ShareThis Page
Two dead in apparent murder-suicide in North Oakland |

Two dead in apparent murder-suicide in North Oakland

Andrew Russell | Trib Total Media
Pittsburgh police officers load evidence Thursday, Jan. 29, 2015, into a vehicle on North Craig Street, where two bodies were found in an apartment building.
Andrew Russell | Trib Total Media
Pittsburgh police officers load evidence Thursday, Jan. 29, 2015, into a police vehicle on North Craig Street, where two bodies were found in an apartment building.
Andrew Russell | Trib Total Media
The Allegheny County Medical Examiner's Office is investigating the death of a 2-week-old infant brought to UPMC Children's Hospital on Friday morning, July 6, 2018. County police do not consider the death suspicious.
Andrew Russell | Trib Total Media
A Pittsburgh police officer walks into the apartment building on North Craig Street, where two bodies were found Thursday, Jan. 29, 2015.

A man and woman were found dead in a North Oakland apartment Thursday afternoon of an apparent murder-suicide, Pittsburgh police Cmdr. RaShall Brackney said.

“The female was the apparent victim of a murder. … And we believe the male subject committed suicide,” she said.

The woman, 26, was a Carnegie Mellon University student of Asian descent, a supervisor with the Alle­gheny County Medical Examiner’s Office said. The man, 29, also was of Asian descent. It is not known whether he was a student. Their names have not been released pending notification of relatives.

Police found them inside a second-floor apartment in the Sherwood Towers Apartments & Offices highrise on North Craig Street.

“It was a small apartment, and they were located in close proximity to each other,” Brackney said.

They died of apparent gunshots, she said.

Allegheny County dispatch supervisors said the initial call for police came just before 1:45 p.m. Brackney said the building’s property manager asked for officers to check on the well-being of the woman. A friend said she “had not been seen for a few days.”

Brackney said it is unclear when the two were last seen or when they died. Homicide detectives are still interviewing neighbors to determine whether anyone heard gunshots or any indication of an argument or struggle.

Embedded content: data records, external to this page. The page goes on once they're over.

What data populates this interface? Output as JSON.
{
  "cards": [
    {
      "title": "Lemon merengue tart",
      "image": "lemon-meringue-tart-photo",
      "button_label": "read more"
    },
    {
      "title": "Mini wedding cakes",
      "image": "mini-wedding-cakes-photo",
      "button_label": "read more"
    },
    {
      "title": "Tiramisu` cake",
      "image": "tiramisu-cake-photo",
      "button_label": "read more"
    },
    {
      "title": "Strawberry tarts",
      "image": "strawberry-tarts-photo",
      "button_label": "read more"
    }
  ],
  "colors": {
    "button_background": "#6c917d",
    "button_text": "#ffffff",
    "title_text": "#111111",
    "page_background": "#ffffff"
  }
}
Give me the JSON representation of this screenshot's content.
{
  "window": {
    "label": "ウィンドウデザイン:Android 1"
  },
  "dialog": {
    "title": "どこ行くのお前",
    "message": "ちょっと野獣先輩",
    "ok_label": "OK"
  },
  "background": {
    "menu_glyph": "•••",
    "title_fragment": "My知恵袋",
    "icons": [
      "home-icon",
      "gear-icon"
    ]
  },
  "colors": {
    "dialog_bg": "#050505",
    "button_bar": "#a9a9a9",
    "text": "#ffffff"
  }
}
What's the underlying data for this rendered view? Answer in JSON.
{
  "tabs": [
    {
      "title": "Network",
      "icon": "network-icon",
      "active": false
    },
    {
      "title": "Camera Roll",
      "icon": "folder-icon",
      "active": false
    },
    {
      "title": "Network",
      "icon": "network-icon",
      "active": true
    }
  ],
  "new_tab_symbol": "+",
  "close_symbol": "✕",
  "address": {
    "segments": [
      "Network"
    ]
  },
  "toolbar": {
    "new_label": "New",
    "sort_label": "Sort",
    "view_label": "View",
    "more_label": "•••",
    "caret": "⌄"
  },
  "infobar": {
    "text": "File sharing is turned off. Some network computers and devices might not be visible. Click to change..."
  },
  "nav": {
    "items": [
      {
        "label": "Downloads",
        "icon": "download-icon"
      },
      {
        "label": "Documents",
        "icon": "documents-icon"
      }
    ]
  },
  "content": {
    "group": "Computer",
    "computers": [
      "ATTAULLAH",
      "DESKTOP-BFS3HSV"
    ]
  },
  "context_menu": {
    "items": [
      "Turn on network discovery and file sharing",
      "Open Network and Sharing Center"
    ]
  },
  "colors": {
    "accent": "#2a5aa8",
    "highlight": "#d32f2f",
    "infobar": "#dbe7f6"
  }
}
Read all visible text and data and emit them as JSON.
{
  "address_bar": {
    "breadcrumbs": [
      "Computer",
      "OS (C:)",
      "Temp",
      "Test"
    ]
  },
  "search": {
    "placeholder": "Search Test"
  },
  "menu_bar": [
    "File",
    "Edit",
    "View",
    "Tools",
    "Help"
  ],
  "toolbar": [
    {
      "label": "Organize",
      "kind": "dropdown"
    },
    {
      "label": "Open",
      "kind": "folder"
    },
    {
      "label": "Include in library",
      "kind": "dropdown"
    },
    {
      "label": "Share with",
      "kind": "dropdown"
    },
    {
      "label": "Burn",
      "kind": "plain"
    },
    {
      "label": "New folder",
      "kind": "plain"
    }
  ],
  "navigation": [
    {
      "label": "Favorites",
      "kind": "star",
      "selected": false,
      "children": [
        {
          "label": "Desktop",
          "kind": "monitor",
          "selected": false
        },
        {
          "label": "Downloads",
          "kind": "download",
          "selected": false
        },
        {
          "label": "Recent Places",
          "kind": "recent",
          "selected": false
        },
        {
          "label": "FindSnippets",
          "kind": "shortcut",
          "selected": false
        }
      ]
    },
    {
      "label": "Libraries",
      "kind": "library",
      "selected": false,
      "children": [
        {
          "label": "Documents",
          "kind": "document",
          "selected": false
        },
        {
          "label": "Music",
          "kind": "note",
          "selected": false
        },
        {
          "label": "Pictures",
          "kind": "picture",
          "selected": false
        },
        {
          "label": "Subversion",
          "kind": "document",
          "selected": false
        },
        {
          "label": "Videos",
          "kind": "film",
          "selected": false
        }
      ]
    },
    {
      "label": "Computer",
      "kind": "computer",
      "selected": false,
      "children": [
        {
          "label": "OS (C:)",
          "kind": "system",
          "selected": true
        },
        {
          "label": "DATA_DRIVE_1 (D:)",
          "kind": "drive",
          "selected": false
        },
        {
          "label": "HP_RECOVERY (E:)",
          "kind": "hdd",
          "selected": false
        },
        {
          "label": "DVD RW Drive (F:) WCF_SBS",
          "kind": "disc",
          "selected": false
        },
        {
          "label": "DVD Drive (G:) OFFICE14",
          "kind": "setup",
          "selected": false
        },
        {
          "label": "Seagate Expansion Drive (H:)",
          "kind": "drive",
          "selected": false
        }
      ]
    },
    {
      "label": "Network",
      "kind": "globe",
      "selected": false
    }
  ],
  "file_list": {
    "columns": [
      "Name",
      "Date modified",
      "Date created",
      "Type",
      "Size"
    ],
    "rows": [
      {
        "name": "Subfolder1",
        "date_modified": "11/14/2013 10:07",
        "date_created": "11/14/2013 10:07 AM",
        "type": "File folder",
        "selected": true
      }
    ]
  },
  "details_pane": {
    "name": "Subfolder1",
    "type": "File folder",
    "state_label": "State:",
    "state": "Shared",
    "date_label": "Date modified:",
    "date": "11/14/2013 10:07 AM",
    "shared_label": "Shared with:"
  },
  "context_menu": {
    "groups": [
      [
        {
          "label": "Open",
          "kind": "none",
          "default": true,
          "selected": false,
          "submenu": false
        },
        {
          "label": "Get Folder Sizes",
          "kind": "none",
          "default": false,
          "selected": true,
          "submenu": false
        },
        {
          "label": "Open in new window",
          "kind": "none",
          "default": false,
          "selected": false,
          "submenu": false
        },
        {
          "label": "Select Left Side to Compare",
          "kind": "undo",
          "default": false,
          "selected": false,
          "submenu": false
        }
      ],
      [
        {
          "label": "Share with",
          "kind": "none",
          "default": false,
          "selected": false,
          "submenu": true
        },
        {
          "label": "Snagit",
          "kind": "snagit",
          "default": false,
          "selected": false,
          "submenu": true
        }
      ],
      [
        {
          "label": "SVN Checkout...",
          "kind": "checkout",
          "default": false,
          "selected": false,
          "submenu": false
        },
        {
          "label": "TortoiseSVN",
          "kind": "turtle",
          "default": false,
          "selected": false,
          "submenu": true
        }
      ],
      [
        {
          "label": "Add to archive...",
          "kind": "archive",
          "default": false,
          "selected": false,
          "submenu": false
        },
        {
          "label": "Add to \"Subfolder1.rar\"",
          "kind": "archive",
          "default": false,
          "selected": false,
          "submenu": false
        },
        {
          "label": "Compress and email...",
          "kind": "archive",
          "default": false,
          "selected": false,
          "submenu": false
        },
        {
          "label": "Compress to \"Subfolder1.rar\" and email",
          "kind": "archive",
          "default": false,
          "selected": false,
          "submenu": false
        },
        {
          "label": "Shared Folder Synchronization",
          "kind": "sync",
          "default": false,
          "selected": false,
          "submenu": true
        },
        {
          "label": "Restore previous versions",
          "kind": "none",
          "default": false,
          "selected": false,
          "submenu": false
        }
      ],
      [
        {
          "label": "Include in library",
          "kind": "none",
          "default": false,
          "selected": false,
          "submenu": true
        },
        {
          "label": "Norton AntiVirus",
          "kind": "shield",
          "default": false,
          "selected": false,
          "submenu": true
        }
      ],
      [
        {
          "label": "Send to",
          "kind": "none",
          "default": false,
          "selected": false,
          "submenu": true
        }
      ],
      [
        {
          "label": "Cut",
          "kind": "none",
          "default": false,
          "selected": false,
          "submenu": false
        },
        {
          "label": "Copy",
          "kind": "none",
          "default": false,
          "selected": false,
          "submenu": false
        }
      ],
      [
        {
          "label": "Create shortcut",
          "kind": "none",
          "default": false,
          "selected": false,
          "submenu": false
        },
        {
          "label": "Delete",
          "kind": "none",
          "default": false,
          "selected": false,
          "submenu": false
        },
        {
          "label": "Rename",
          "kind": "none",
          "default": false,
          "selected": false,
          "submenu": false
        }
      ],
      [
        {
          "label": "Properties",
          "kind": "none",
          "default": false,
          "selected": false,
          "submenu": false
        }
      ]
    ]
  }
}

Emma Schanzenbach, 20, a biology student at the University of Pittsburgh, lives across the street from the Sherwood Towers. When she stepped outside her apartment, she saw a crush of patrol cars parked in front of the nine-floor brick building.

“I’m surprised,” she said when she learned what happened. “The crime rate here is so low.”

The crime scene is within walking distance of the University of Pittsburgh and Carnegie Mellon.

Carnegie Mellon police spent several hours at the apartment with homicide detectives.

A dental office and psychiatry practice are on the ground floor of Sherwood Towers. A call to the Towers’ business office went unanswered.

Michael Hasch and Tony Rapp are staff writers for Trib Total Media. Hasch can be reached at 412-320-7820 or Raap can be reached at 412-320-7827 or

TribLIVE commenting policy

You are solely responsible for your comments and by using you agree to our Terms of Service.

We moderate comments. Our goal is to provide substantive commentary for a general readership. By screening submissions, we provide a space where readers can share intelligent and informed commentary that enhances the quality of our news and information.

While most comments will be posted if they are on-topic and not abusive, moderating decisions are subjective. We will make them as carefully and consistently as we can. Because of the volume of reader comments, we cannot review individual moderation decisions with readers.

We value thoughtful comments representing a range of views that make their point quickly and politely. We make an effort to protect discussions from repeated comments either by the same reader or different readers

We follow the same standards for taste as the daily newspaper. A few things we won't tolerate: personal attacks, obscenity, vulgarity, profanity (including expletives and letters followed by dashes), commercial promotion, impersonations, incoherence, proselytizing and SHOUTING. Don't include URLs to Web sites.

We do not edit comments. They are either approved or deleted. We reserve the right to edit a comment that is quoted or excerpted in an article. In this case, we may fix spelling and punctuation.

We welcome strong opinions and criticism of our work, but we don't want comments to become bogged down with discussions of our policies and we will moderate accordingly.

We appreciate it when readers and people quoted in articles or blog posts point out errors of fact or emphasis and will investigate all assertions. But these suggestions should be sent via e-mail. To avoid distracting other readers, we won't publish comments that suggest a correction. Instead, corrections will be made in a blog post or in an article.